So, remember the awesome ottoman we bought last winter/early spring? I knew as soon as we got it that the upholstery wasn’t robust enough for our house. It was a cotton/linen blend which would totally be fine in a house that doesn’t have a crazed chocolate milk wielding toddler.
It got gross. And the thin upholstery meant that the tufting started to lose it’s shape after a while.
I decided that I wanted to reupholster it, and that I wanted to try doing it myself (oh, ambition!) My local fabric store had Sunbrella on sale so I thought I’d give it a shot. Because Sunbrella is meant for outdoor use it wipes clean easily and can withstand a lot of wear and tear. I was a little worried that it would feel stiff or plasticky but I was pleasantly surprised by how soft it was. I started by tearing off the old upholstery, which is where I ran into my first surprise.
I quickly realized that the buttons were only surface tufted – meaning they were only tufted through the top layer of foam.
That’s kind of a flimsy way to do it and means that over time the tufting can shift and move. I knew I had to make the tufts go all the way through the plywood so once I had all the foam exposed, I just used a drill to make holes through the exiting openings in the foam.
This is also the point at which I realized I could no longer just wing it so I used this tutorial about tufting from Little Green Notebook (which if you aren’t already reading, you should be.) Since all my foam was in good shape I just followed the end part of Jenny’s tutorial about actually making the tufts. First I had to make 23 self covered buttons (oy! my thumbs!)
I chose a color of sunbrella that was really close to the existing upholstery. I went with just a shade or two darker so that it wouldn’t exactly match our newly slipcovered sofa. I used almost exactly two yards of fabric, but I bought three so I have some left over for a throw pillow. The total cost of reupholstering was less than $50 including fabric. It would have been at least $200 to have it done professionally.
I won’t lie you guys; making the tufts was hard! The foam is really deep so it was difficult to thread the needle through the holes in the plywood. I would definitely suggest using a large drill bit to make your holes. It will save a lot of time digging through the foam. I also used a darning needle – again, use the largest/longest you can find that actually is sharp enough to pierce your fabric. Once your button is threaded and you’ve dug back through the foam, you just staple it to the back of the plywood (check out Jenny’s tutorial for more details) Here’s how things were looking this morning –
My hands were soooo sore from tugging on the upholstery thread to get the tufts tight and deep, but I persevered and finished!
It’s not perfect, but considering it’s my first attempt at re-upholstery, I’m pretty proud! I love that the tufts are deeper than they were originally. Here’s a side by side comparison.

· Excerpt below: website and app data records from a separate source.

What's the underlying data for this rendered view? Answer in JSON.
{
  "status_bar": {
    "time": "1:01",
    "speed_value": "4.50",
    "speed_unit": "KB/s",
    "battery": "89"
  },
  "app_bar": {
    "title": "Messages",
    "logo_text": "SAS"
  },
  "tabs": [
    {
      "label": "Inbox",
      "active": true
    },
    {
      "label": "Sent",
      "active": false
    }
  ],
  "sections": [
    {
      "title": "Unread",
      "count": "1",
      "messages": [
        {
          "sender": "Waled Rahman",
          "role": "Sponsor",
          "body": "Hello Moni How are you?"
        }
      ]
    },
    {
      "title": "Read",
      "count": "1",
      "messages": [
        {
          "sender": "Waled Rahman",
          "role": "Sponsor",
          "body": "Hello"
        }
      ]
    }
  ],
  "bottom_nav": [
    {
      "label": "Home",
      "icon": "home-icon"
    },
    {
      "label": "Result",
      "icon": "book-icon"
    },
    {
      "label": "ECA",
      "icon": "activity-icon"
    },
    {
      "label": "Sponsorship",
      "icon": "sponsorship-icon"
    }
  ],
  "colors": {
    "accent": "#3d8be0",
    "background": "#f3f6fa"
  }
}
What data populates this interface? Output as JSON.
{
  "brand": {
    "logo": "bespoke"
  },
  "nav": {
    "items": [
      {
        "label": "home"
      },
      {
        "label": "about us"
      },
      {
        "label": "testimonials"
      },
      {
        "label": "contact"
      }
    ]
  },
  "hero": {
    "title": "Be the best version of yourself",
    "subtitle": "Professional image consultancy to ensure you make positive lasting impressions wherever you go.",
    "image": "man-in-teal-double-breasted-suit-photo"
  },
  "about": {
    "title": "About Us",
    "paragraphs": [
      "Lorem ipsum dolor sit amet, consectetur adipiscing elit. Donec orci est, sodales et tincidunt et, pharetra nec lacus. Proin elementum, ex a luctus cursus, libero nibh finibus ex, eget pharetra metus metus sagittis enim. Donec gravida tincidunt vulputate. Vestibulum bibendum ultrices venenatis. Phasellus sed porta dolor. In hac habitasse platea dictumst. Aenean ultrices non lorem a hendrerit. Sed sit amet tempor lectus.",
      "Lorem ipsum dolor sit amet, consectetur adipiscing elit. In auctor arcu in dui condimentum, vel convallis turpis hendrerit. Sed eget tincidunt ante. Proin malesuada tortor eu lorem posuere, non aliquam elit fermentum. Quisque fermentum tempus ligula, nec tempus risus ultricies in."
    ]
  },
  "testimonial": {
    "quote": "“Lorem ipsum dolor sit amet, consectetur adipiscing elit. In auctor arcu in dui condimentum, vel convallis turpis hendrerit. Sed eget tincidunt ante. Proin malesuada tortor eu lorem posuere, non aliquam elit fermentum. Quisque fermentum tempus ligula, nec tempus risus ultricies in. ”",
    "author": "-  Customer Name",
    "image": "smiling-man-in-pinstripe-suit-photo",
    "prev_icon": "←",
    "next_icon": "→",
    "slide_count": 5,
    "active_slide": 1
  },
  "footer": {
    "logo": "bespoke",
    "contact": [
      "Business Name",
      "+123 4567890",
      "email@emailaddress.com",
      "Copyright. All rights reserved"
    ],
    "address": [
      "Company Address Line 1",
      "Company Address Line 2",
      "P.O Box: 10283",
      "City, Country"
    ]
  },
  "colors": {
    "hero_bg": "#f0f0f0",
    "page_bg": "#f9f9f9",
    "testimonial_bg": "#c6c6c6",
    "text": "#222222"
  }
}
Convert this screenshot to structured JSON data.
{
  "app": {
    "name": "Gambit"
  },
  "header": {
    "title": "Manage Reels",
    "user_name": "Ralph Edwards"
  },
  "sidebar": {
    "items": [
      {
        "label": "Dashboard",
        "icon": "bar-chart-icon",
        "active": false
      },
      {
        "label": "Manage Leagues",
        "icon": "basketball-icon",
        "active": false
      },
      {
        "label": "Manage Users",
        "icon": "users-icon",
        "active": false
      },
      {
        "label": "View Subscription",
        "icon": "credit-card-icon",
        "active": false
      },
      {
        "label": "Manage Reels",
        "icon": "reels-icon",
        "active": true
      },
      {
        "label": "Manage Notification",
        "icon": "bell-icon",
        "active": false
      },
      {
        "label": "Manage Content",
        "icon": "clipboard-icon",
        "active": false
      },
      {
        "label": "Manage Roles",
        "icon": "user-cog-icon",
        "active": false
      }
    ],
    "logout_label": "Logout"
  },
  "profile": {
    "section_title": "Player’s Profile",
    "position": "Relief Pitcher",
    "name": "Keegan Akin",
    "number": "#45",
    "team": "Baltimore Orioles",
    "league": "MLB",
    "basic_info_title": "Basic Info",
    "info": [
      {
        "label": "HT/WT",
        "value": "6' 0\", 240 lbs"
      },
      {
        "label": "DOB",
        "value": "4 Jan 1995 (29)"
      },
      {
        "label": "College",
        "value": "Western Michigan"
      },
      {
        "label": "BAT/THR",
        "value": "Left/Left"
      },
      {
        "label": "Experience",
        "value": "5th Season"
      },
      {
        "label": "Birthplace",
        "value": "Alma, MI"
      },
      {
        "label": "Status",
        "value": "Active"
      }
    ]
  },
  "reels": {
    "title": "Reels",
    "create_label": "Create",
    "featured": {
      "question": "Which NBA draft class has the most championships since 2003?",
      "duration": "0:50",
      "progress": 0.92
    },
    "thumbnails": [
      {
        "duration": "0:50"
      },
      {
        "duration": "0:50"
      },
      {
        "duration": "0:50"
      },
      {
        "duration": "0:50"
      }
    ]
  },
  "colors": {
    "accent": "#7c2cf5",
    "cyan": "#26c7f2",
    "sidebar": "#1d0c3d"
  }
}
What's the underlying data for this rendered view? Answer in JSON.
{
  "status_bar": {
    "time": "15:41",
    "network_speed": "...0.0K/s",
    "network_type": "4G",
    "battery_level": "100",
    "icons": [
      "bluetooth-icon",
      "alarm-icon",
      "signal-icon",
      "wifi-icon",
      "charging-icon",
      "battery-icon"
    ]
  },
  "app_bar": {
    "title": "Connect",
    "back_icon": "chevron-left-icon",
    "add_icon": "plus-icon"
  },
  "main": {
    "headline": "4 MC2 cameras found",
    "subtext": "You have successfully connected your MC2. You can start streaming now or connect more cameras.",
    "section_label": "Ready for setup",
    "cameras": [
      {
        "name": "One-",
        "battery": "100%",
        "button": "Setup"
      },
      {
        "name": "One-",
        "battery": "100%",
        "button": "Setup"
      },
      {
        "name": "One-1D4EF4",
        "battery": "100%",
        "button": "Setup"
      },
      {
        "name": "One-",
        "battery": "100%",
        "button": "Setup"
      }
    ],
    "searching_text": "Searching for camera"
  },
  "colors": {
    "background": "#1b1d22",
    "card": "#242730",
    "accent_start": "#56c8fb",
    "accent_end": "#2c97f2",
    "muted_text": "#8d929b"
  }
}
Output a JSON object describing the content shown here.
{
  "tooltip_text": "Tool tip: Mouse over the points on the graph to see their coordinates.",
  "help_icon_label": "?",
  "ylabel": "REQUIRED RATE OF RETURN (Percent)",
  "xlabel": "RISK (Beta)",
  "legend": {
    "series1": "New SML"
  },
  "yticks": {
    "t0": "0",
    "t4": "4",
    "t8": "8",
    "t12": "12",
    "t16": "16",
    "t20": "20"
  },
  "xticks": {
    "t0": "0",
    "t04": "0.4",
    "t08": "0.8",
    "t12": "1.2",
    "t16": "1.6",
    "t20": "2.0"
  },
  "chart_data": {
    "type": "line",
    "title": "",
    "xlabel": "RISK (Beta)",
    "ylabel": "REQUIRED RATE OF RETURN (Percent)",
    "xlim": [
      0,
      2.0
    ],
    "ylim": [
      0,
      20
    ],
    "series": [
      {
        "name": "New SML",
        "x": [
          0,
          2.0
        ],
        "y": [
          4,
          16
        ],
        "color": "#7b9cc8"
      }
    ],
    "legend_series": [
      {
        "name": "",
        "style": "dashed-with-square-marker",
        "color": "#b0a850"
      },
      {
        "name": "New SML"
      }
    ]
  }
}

Considering how beat up it was, I’m super happy with how it turned out. It’s like I have my original ottoman back, but a little more durable and clean. Lucy actually spilled chocolate milk on the ottoman while I was upholstering it, and it wiped right off. I’m super happy with the Sunbrella fabric and would totally recommend it if you have need for new interior upholstery. It is so nice in a house with pets and a toddler. I’m really glad we are heading into the holiday season with fresh upholstery in our living room. We do a ton of entertaining during this time of year and it’s nice to not be ashamed of our dirty furniture. I don’t think I’ll be trying anymore tufted projects anytime soon, but it’s nice to know how to do it in case I ever want to make headboard or update a chair. I need to give my swollen hands a break!
Pk is coming home tomorrow and our Thanksgiving week will begin. Hopefully I’ll actually finish painting the porch and have a chance to iron our new sofa slipcover so I can show it off. Hope you all are well! Are you so excited about Thanksgiving? I am, especially because I don’t have to cook!